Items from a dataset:
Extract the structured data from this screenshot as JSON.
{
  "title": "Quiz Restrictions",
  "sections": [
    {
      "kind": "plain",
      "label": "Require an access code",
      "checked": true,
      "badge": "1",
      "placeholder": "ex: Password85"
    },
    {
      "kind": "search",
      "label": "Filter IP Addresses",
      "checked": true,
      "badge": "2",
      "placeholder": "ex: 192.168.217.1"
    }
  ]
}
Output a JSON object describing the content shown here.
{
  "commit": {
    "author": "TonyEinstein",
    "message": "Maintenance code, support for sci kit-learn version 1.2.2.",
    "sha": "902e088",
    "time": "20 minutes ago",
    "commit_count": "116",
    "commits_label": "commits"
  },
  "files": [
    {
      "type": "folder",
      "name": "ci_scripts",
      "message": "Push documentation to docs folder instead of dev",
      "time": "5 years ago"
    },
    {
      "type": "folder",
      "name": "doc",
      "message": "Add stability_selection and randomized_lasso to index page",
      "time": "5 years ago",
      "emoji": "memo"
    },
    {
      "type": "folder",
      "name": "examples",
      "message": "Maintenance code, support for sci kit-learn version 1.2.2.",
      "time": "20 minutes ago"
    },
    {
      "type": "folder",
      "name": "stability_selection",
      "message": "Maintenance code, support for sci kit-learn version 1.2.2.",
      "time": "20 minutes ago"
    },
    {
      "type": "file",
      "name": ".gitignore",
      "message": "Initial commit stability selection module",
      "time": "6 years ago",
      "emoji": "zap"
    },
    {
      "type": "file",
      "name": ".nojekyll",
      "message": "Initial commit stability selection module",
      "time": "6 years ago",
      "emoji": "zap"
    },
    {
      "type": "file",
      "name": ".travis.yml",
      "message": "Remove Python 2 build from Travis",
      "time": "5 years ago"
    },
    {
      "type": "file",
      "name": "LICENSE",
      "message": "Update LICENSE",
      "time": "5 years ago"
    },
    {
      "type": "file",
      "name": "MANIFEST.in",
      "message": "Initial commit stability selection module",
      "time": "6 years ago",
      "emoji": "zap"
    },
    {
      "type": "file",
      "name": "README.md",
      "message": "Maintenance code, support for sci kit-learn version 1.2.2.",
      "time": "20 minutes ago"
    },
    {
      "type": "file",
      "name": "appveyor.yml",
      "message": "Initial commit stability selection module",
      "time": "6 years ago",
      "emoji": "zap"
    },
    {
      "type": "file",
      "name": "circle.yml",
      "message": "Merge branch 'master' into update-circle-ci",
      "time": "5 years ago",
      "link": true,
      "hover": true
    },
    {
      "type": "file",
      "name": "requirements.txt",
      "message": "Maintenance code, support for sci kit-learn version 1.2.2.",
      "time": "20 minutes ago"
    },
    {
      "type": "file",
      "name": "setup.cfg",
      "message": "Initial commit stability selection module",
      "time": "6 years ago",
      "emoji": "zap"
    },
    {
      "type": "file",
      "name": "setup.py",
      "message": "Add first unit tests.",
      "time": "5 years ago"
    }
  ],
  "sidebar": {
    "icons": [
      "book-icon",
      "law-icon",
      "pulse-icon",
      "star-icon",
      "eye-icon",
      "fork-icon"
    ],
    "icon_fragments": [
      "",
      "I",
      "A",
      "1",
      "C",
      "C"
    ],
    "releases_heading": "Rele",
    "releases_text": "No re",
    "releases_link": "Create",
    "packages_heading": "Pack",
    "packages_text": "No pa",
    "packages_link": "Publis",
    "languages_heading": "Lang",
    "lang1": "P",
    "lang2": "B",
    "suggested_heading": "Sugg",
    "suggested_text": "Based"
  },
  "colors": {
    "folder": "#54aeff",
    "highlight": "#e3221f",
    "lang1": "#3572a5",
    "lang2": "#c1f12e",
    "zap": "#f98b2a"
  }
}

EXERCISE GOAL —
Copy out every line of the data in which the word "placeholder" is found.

RESULT OF THE EXERCISE —
      "placeholder": "ex: Password85"
      "placeholder": "ex: 192.168.217.1"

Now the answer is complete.